What Are Corporate Structures And How Are They Formed?
There are several types of corporations. What they can and cannot do and how they’re formed depend on state laws. They’re a popular choice among those starting and owning businesses for many reasons because they typically help shield owners from the business’s liabilities. Here are some corporate forms to consider if you’re starting a business or charity.
This is also known as a general for-profit corporation. It’s the most common corporate entity. It’s formed by filing Articles of Incorporation and other documents with a state agency, usually the Secretary of State’s office. Shareholders own it, and there’s no limit on how many there can be. Shareholders choose a board of directors to develop and direct high-level policies, rules, and goals. They appoint corporate officers who manage daily operations.
Unless the corporate entity is determined to be a sham, shareholders generally have limited liability, even if they’re involved in business management or are an employee or corporate officer. Corporate shares are freely transferrable unless a shareholder agreement states otherwise.
The corporation could exist indefinitely if the required forms and reports are created and filed with state agencies. The corporation is a taxable entity, so it files its own tax return and may pay taxes on profits. As a trusted lawyer, like a business partnership lawyer knows, shareholders given dividends may be subject to income taxes as well, so a downside to a corporate entity is its earnings are potentially subject to taxes on two levels.
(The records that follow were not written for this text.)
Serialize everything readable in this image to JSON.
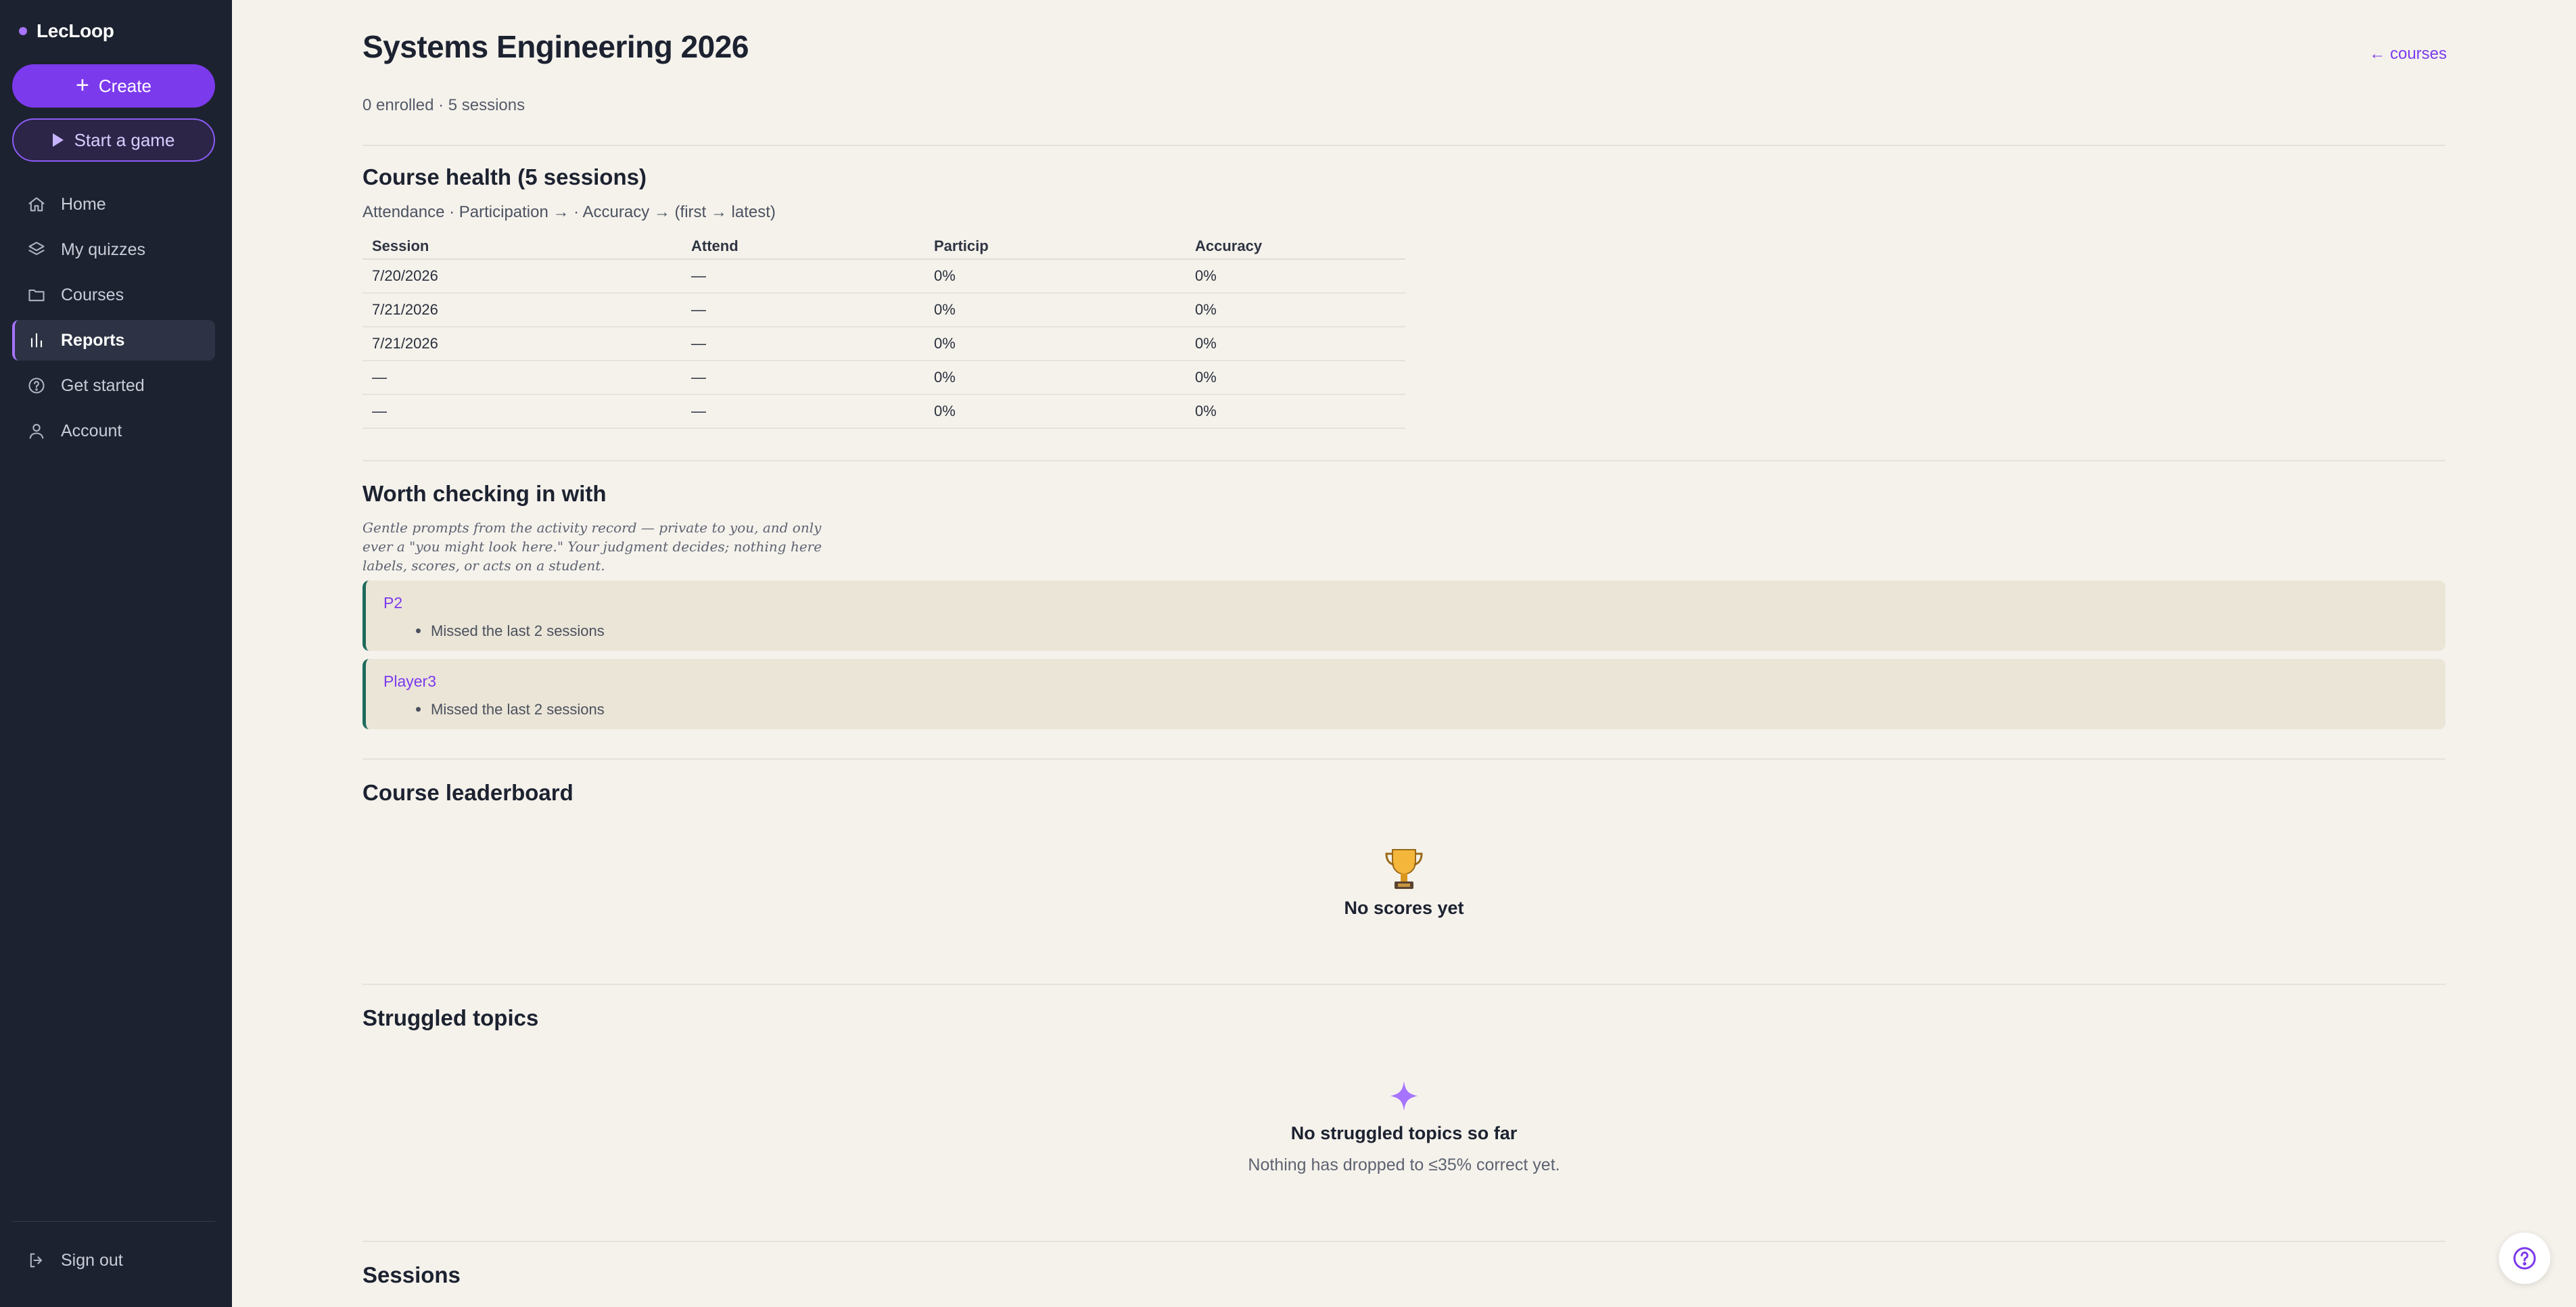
{
  "brand": {
    "name": "LecLoop"
  },
  "sidebar": {
    "create_label": "Create",
    "game_label": "Start a game",
    "items": [
      {
        "label": "Home",
        "icon": "home-icon"
      },
      {
        "label": "My quizzes",
        "icon": "layers-icon"
      },
      {
        "label": "Courses",
        "icon": "folder-icon"
      },
      {
        "label": "Reports",
        "icon": "bar-chart-icon",
        "active": true
      },
      {
        "label": "Get started",
        "icon": "help-circle-icon"
      },
      {
        "label": "Account",
        "icon": "user-icon"
      }
    ],
    "signout_label": "Sign out"
  },
  "header": {
    "title": "Systems Engineering 2026",
    "back_link": "← courses",
    "subline": "0 enrolled · 5 sessions"
  },
  "course_health": {
    "title": "Course health (5 sessions)",
    "subtitle": "Attendance · Participation → · Accuracy → (first → latest)",
    "columns": [
      "Session",
      "Attend",
      "Particip",
      "Accuracy"
    ],
    "rows": [
      [
        "7/20/2026",
        "—",
        "0%",
        "0%"
      ],
      [
        "7/21/2026",
        "—",
        "0%",
        "0%"
      ],
      [
        "7/21/2026",
        "—",
        "0%",
        "0%"
      ],
      [
        "—",
        "—",
        "0%",
        "0%"
      ],
      [
        "—",
        "—",
        "0%",
        "0%"
      ]
    ]
  },
  "checkin": {
    "title": "Worth checking in with",
    "note": "Gentle prompts from the activity record — private to you, and only ever a \"you might look here.\" Your judgment decides; nothing here labels, scores, or acts on a student.",
    "students": [
      {
        "name": "P2",
        "reason": "Missed the last 2 sessions"
      },
      {
        "name": "Player3",
        "reason": "Missed the last 2 sessions"
      }
    ]
  },
  "leaderboard": {
    "title": "Course leaderboard",
    "empty_icon": "trophy-icon",
    "empty_title": "No scores yet"
  },
  "struggled": {
    "title": "Struggled topics",
    "empty_icon": "sparkle-icon",
    "empty_title": "No struggled topics so far",
    "empty_sub": "Nothing has dropped to ≤35% correct yet."
  },
  "sessions": {
    "title": "Sessions"
  },
  "colors": {
    "accent": "#7c3aed",
    "sidebar_bg": "#1d2230",
    "page_bg": "#f5f2ec",
    "card_border": "#1f6b5c"
  }
}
It’s formed the same way but is different. S corporation shareholders can decide to be taxed as a pass-through entity under subchapter S of the Internal Revenue Code. The business’ income isn’t taxed separately from its shareholders. Profits and losses pass through to shareholders, who include them on their income tax returns.
S corporations have ownership limits. There can only be up to 100 shareholders who must be a trust or a person (not another corporation). They also need to be US citizens or a resident alien. They include permanent residents (they have a “green card”) and others with a substantial presence in the US.
This legal entity is for you if you want to create an organization for religious, charitable, literary, educational, or scientific purposes, not to generate profits for shareholders. The organization must comply with the federal Internal Revenue Code and has the following qualities:
- It’s exempt from taxation
- It can’t pay dividends.
- If it dissolves, assets must generally be given to another nonprofit group
- There are usually significant filing requirements at the state and federal levels to create and keep a tax-exempt status
A nonprofit may be prohibited from engaging in certain political and lobbying activities.
As lawyers, like those at Focus Law LA know, a professional corporation is owned by individuals providing professional services. This can include physicians, dentists, lawyers, accountants, architects, and other licensed professionals. Like other corporate forms, filing requirements, and other rules vary from state to state. Shareholders may be shielded from liability due to the corporation’s operations.
You also have the option of forming a non-corporate business entity like a limited liability company. Before deciding which is right for you, consult with an attorney who works on business formation for clients. Each entity has costs and benefits, and you should choose which one best fits your business, priorities, and goals. Speak with a local lawyer if you would like help with your business formation needs today.